Mr Ruddock —If you adopt that argument, the Director of Public Prosecutions ought to be a judge.


Mr LIONEL BOWEN —I am not arguing that at all. We have not always had the Director of Public Prosecutions. This is a question of information being given on an issue. Let us make it very clear. The National Crime Authority was sponsored by our present Opposition on the basis that it would be headed by a judge. The whole argument this evening has been to make some accusations that something is dreadfully wrong because a judge wishes to hold on to his status.

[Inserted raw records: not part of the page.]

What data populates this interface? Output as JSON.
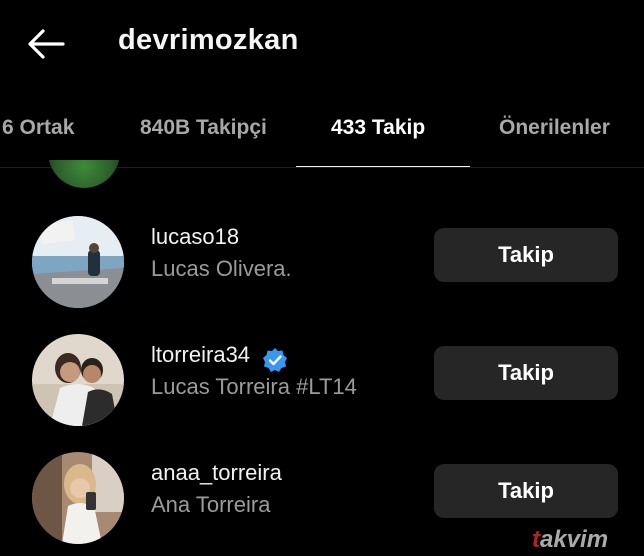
{
  "header": {
    "back_icon": "arrow-left-icon",
    "username": "devrimozkan"
  },
  "tabs": [
    {
      "label": "6 Ortak",
      "active": false
    },
    {
      "label": "840B Takipçi",
      "active": false
    },
    {
      "label": "433 Takip",
      "active": true
    },
    {
      "label": "Önerilenler",
      "active": false
    }
  ],
  "following": [
    {
      "username": "lucaso18",
      "full_name": "Lucas Olivera.",
      "verified": false,
      "button": "Takip"
    },
    {
      "username": "ltorreira34",
      "full_name": "Lucas Torreira #LT14",
      "verified": true,
      "button": "Takip"
    },
    {
      "username": "anaa_torreira",
      "full_name": "Ana Torreira",
      "verified": false,
      "button": "Takip"
    }
  ],
  "watermark": {
    "accent": "t",
    "text": "akvim"
  },
  "colors": {
    "background": "#000000",
    "button_bg": "#262626",
    "verified_badge": "#3897f0",
    "muted_text": "#9b9b9b"
  }
}
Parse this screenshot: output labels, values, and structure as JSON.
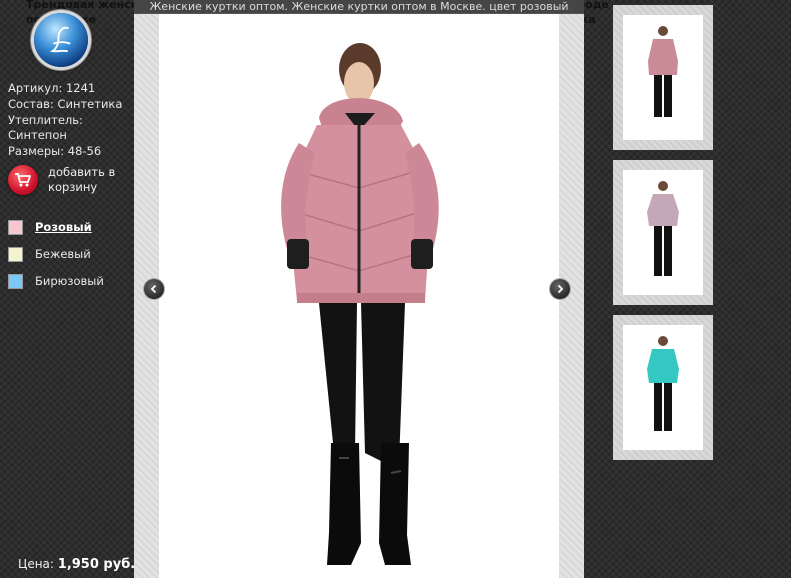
{
  "description": {
    "line1_left": "Трендовая женск",
    "line1_right": "Моде",
    "line2_left": "по     вная же",
    "line2_right": "ыска"
  },
  "logo": {
    "icon": "script-l-monogram-icon"
  },
  "specs": {
    "article": "Артикул: 1241",
    "composition": "Состав: Синтетика",
    "insulation_label": "Утеплитель:",
    "insulation_value": "Синтепон",
    "sizes": "Размеры: 48-56"
  },
  "cart": {
    "label": "добавить в корзину",
    "icon": "shopping-cart-icon"
  },
  "colors": [
    {
      "label": "Розовый",
      "swatch": "#f6c7cd",
      "active": true
    },
    {
      "label": "Бежевый",
      "swatch": "#f4f3cf",
      "active": false
    },
    {
      "label": "Бирюзовый",
      "swatch": "#7cc8f4",
      "active": false
    }
  ],
  "price": {
    "label": "Цена:",
    "value": "1,950 руб."
  },
  "viewer": {
    "caption": "Женские куртки оптом. Женские куртки оптом в Москве. цвет розовый",
    "prev_icon": "chevron-left-icon",
    "next_icon": "chevron-right-icon"
  },
  "thumbnails": [
    {
      "jacket_color": "#c98c97"
    },
    {
      "jacket_color": "#c4a8b7"
    },
    {
      "jacket_color": "#35c7c2"
    }
  ],
  "theme": {
    "jacket_main": "#d4919d"
  }
}
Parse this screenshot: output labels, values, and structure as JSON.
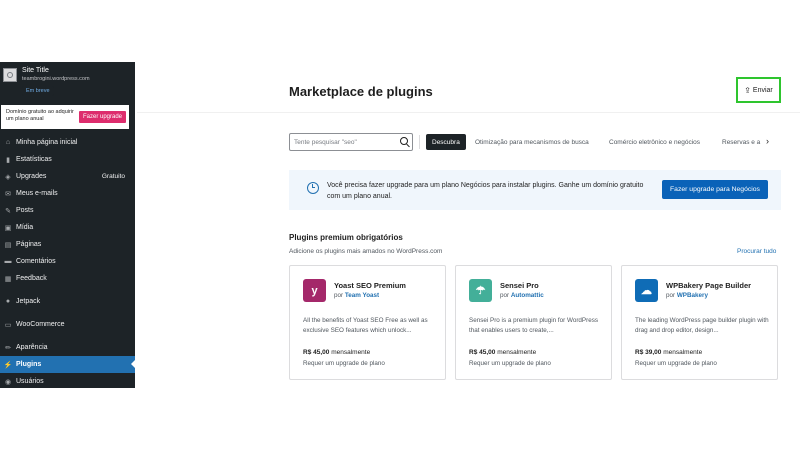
{
  "sidebar": {
    "site_title": "Site Title",
    "site_url": "teambrogini.wordpress.com",
    "site_badge": "Em breve",
    "promo_text": "Domínio gratuito ao adquirir um plano anual",
    "promo_button": "Fazer upgrade",
    "items": [
      {
        "label": "Minha página inicial",
        "icon": "home-icon",
        "glyph": "⌂"
      },
      {
        "label": "Estatísticas",
        "icon": "stats-icon",
        "glyph": "▮"
      },
      {
        "label": "Upgrades",
        "icon": "upgrades-icon",
        "glyph": "◈",
        "meta": "Gratuito"
      },
      {
        "label": "Meus e-mails",
        "icon": "mail-icon",
        "glyph": "✉"
      },
      {
        "label": "Posts",
        "icon": "pin-icon",
        "glyph": "✎"
      },
      {
        "label": "Mídia",
        "icon": "media-icon",
        "glyph": "▣"
      },
      {
        "label": "Páginas",
        "icon": "pages-icon",
        "glyph": "▤"
      },
      {
        "label": "Comentários",
        "icon": "comments-icon",
        "glyph": "▬"
      },
      {
        "label": "Feedback",
        "icon": "feedback-icon",
        "glyph": "▦"
      },
      {
        "label": "Jetpack",
        "icon": "jetpack-icon",
        "glyph": "●"
      },
      {
        "label": "WooCommerce",
        "icon": "woocommerce-icon",
        "glyph": "▭"
      },
      {
        "label": "Aparência",
        "icon": "appearance-icon",
        "glyph": "✏"
      },
      {
        "label": "Plugins",
        "icon": "plugins-icon",
        "glyph": "⚡"
      },
      {
        "label": "Usuários",
        "icon": "users-icon",
        "glyph": "◉"
      }
    ]
  },
  "header": {
    "title": "Marketplace de plugins",
    "upload_label": "Enviar"
  },
  "search": {
    "placeholder": "Tente pesquisar \"seo\""
  },
  "tabs": [
    "Descubra",
    "Otimização para mecanismos de busca",
    "Comércio eletrônico e negócios",
    "Reservas e a"
  ],
  "notice": {
    "text": "Você precisa fazer upgrade para um plano Negócios para instalar plugins. Ganhe um domínio gratuito com um plano anual.",
    "button": "Fazer upgrade para Negócios"
  },
  "premium": {
    "title": "Plugins premium obrigatórios",
    "subtitle": "Adicione os plugins mais amados no WordPress.com",
    "browse_all": "Procurar tudo",
    "cards": [
      {
        "name": "Yoast SEO Premium",
        "by": "por",
        "author": "Team Yoast",
        "description": "All the benefits of Yoast SEO Free as well as exclusive SEO features which unlock...",
        "price": "R$ 45,00",
        "period": "mensalmente",
        "requirement": "Requer um upgrade de plano",
        "logo_color": "#a4286a",
        "logo_glyph": "y"
      },
      {
        "name": "Sensei Pro",
        "by": "por",
        "author": "Automattic",
        "description": "Sensei Pro is a premium plugin for WordPress that enables users to create,...",
        "price": "R$ 45,00",
        "period": "mensalmente",
        "requirement": "Requer um upgrade de plano",
        "logo_color": "#43af99",
        "logo_glyph": "☂"
      },
      {
        "name": "WPBakery Page Builder",
        "by": "por",
        "author": "WPBakery",
        "description": "The leading WordPress page builder plugin with drag and drop editor, design...",
        "price": "R$ 39,00",
        "period": "mensalmente",
        "requirement": "Requer um upgrade de plano",
        "logo_color": "#0f6cb6",
        "logo_glyph": "☁"
      }
    ]
  }
}
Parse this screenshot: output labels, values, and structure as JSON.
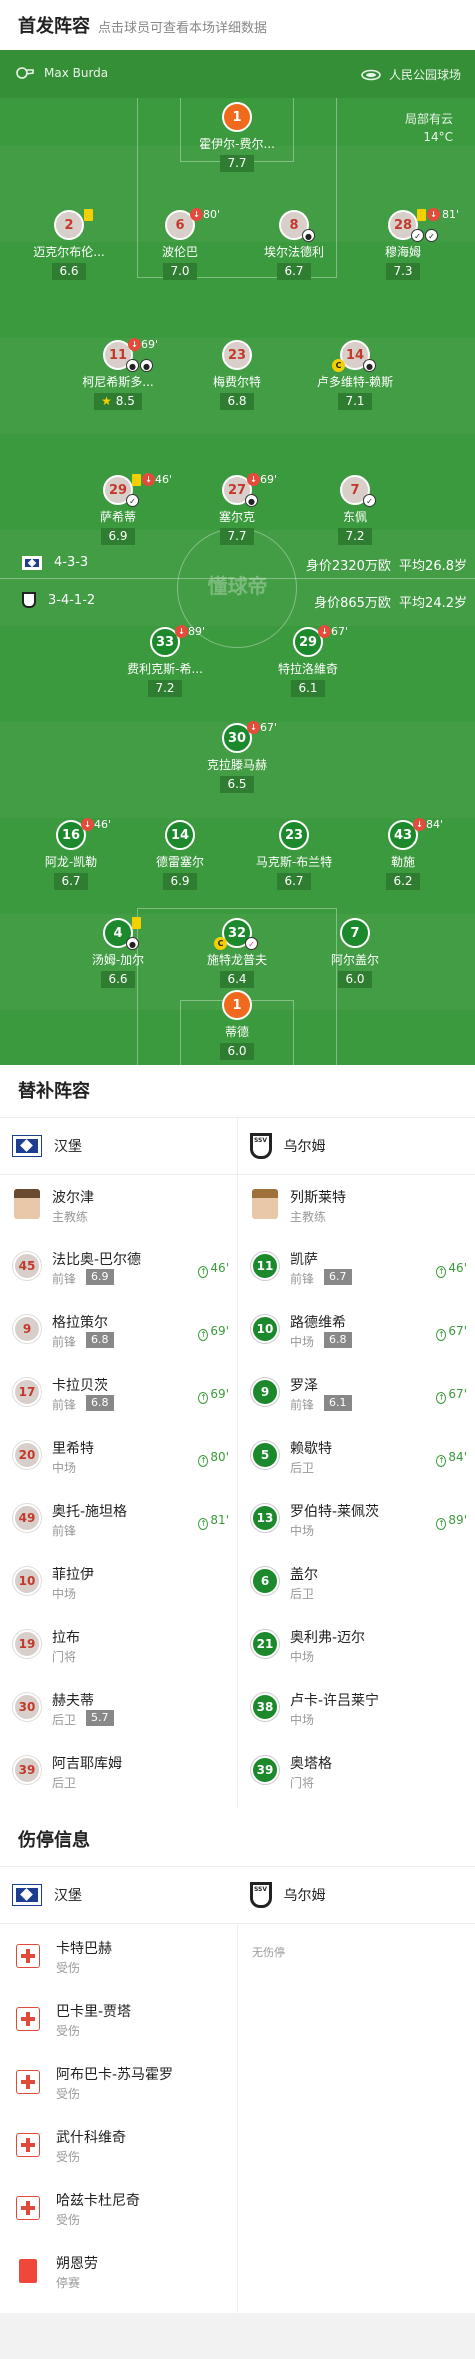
{
  "header": {
    "title": "首发阵容",
    "subtitle": "点击球员可查看本场详细数据"
  },
  "match_info": {
    "referee": "Max Burda",
    "venue": "人民公园球场",
    "weather": "局部有云",
    "temperature": "14°C",
    "watermark": "懂球帝"
  },
  "home_team": {
    "name": "汉堡",
    "formation": "4-3-3",
    "value": "身价2320万欧",
    "avg_age": "平均26.8岁"
  },
  "away_team": {
    "name": "乌尔姆",
    "formation": "3-4-1-2",
    "value": "身价865万欧",
    "avg_age": "平均24.2岁"
  },
  "home_lineup": [
    {
      "num": "1",
      "name": "霍伊尔-费尔...",
      "rating": "7.7"
    },
    {
      "num": "2",
      "name": "迈克尔布伦...",
      "rating": "6.6"
    },
    {
      "num": "6",
      "name": "波伦巴",
      "rating": "7.0",
      "sub_time": "80'"
    },
    {
      "num": "8",
      "name": "埃尔法德利",
      "rating": "6.7"
    },
    {
      "num": "28",
      "name": "穆海姆",
      "rating": "7.3",
      "sub_time": "81'"
    },
    {
      "num": "11",
      "name": "柯尼希斯多...",
      "rating": "8.5",
      "sub_time": "69'"
    },
    {
      "num": "23",
      "name": "梅费尔特",
      "rating": "6.8"
    },
    {
      "num": "14",
      "name": "卢多维特-赖斯",
      "rating": "7.1"
    },
    {
      "num": "29",
      "name": "萨希蒂",
      "rating": "6.9",
      "sub_time": "46'"
    },
    {
      "num": "27",
      "name": "塞尔克",
      "rating": "7.7",
      "sub_time": "69'"
    },
    {
      "num": "7",
      "name": "东佩",
      "rating": "7.2"
    }
  ],
  "away_lineup": [
    {
      "num": "33",
      "name": "费利克斯-希...",
      "rating": "7.2",
      "sub_time": "89'"
    },
    {
      "num": "29",
      "name": "特拉洛維奇",
      "rating": "6.1",
      "sub_time": "67'"
    },
    {
      "num": "30",
      "name": "克拉滕马赫",
      "rating": "6.5",
      "sub_time": "67'"
    },
    {
      "num": "16",
      "name": "阿龙-凯勒",
      "rating": "6.7",
      "sub_time": "46'"
    },
    {
      "num": "14",
      "name": "德雷塞尔",
      "rating": "6.9"
    },
    {
      "num": "23",
      "name": "马克斯-布兰特",
      "rating": "6.7"
    },
    {
      "num": "43",
      "name": "勒施",
      "rating": "6.2",
      "sub_time": "84'"
    },
    {
      "num": "4",
      "name": "汤姆-加尔",
      "rating": "6.6"
    },
    {
      "num": "32",
      "name": "施特龙普夫",
      "rating": "6.4"
    },
    {
      "num": "7",
      "name": "阿尔盖尔",
      "rating": "6.0"
    },
    {
      "num": "1",
      "name": "蒂德",
      "rating": "6.0"
    }
  ],
  "subs": {
    "title": "替补阵容",
    "home_coach": {
      "name": "波尔津",
      "role": "主教练"
    },
    "away_coach": {
      "name": "列斯莱特",
      "role": "主教练"
    },
    "home": [
      {
        "num": "45",
        "name": "法比奥-巴尔德",
        "pos": "前锋",
        "rating": "6.9",
        "time": "46'"
      },
      {
        "num": "9",
        "name": "格拉策尔",
        "pos": "前锋",
        "rating": "6.8",
        "time": "69'"
      },
      {
        "num": "17",
        "name": "卡拉贝茨",
        "pos": "前锋",
        "rating": "6.8",
        "time": "69'"
      },
      {
        "num": "20",
        "name": "里希特",
        "pos": "中场",
        "rating": "",
        "time": "80'"
      },
      {
        "num": "49",
        "name": "奥托-施坦格",
        "pos": "前锋",
        "rating": "",
        "time": "81'"
      },
      {
        "num": "10",
        "name": "菲拉伊",
        "pos": "中场",
        "rating": "",
        "time": ""
      },
      {
        "num": "19",
        "name": "拉布",
        "pos": "门将",
        "rating": "",
        "time": ""
      },
      {
        "num": "30",
        "name": "赫夫蒂",
        "pos": "后卫",
        "rating": "5.7",
        "time": ""
      },
      {
        "num": "39",
        "name": "阿吉耶库姆",
        "pos": "后卫",
        "rating": "",
        "time": ""
      }
    ],
    "away": [
      {
        "num": "11",
        "name": "凯萨",
        "pos": "前锋",
        "rating": "6.7",
        "time": "46'"
      },
      {
        "num": "10",
        "name": "路德维希",
        "pos": "中场",
        "rating": "6.8",
        "time": "67'"
      },
      {
        "num": "9",
        "name": "罗泽",
        "pos": "前锋",
        "rating": "6.1",
        "time": "67'"
      },
      {
        "num": "5",
        "name": "赖歇特",
        "pos": "后卫",
        "rating": "",
        "time": "84'"
      },
      {
        "num": "13",
        "name": "罗伯特-莱佩茨",
        "pos": "中场",
        "rating": "",
        "time": "89'"
      },
      {
        "num": "6",
        "name": "盖尔",
        "pos": "后卫",
        "rating": "",
        "time": ""
      },
      {
        "num": "21",
        "name": "奥利弗-迈尔",
        "pos": "中场",
        "rating": "",
        "time": ""
      },
      {
        "num": "38",
        "name": "卢卡-许吕莱宁",
        "pos": "中场",
        "rating": "",
        "time": ""
      },
      {
        "num": "39",
        "name": "奥塔格",
        "pos": "门将",
        "rating": "",
        "time": ""
      }
    ]
  },
  "injuries": {
    "title": "伤停信息",
    "home": [
      {
        "name": "卡特巴赫",
        "status": "受伤",
        "icon": "medical-kit-icon"
      },
      {
        "name": "巴卡里-贾塔",
        "status": "受伤",
        "icon": "medical-kit-icon"
      },
      {
        "name": "阿布巴卡-苏马霍罗",
        "status": "受伤",
        "icon": "medical-kit-icon"
      },
      {
        "name": "武什科维奇",
        "status": "受伤",
        "icon": "medical-kit-icon"
      },
      {
        "name": "哈兹卡杜尼奇",
        "status": "受伤",
        "icon": "medical-kit-icon"
      },
      {
        "name": "朔恩劳",
        "status": "停赛",
        "icon": "red-card-icon"
      }
    ],
    "away_empty": "无伤停"
  },
  "colors": {
    "pitch": "#3c9a3e",
    "home_circle": "#d9cfca",
    "away_circle": "#1c8a2c",
    "gk": "#f06a1d",
    "sub_green": "#3a9a3a"
  }
}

I mention one final matter. I make the point firstly that the judge will be of an age where he can certainly continue his career at the end of his appointment. Why should he not be entitled to do so? The second point is that apparently an allegation was made that the appointment was without consultation with the New South Wales Chief Justice. I am reminded that the Attorney-General (Senator Gareth Evans) made a Press statement on 20 July 1984 in which he made the point that he had had discussions with Sir Laurence Street in the week beginning 4 June prior to Cabinet's considering the matter. So it is a matter of record that , in fact, discussions took place. For those reasons and in the interests of what we are saying should be support for the judge who has graciously accepted this appointment, the Government naturally wishes to pursue the matter of his being entitled to hold that status which applies to Mr Justice Else-Mitchell and which would have applied to the judge that the Opposition had in mind when it was in government to appoint as head of the Authority. I think that the Opposition's argument is completely inconsistent. While I can appreciate that the Opposition has had a change of heart because it is in opposition, it should be in no way deemed that the Government is impressed with the argument.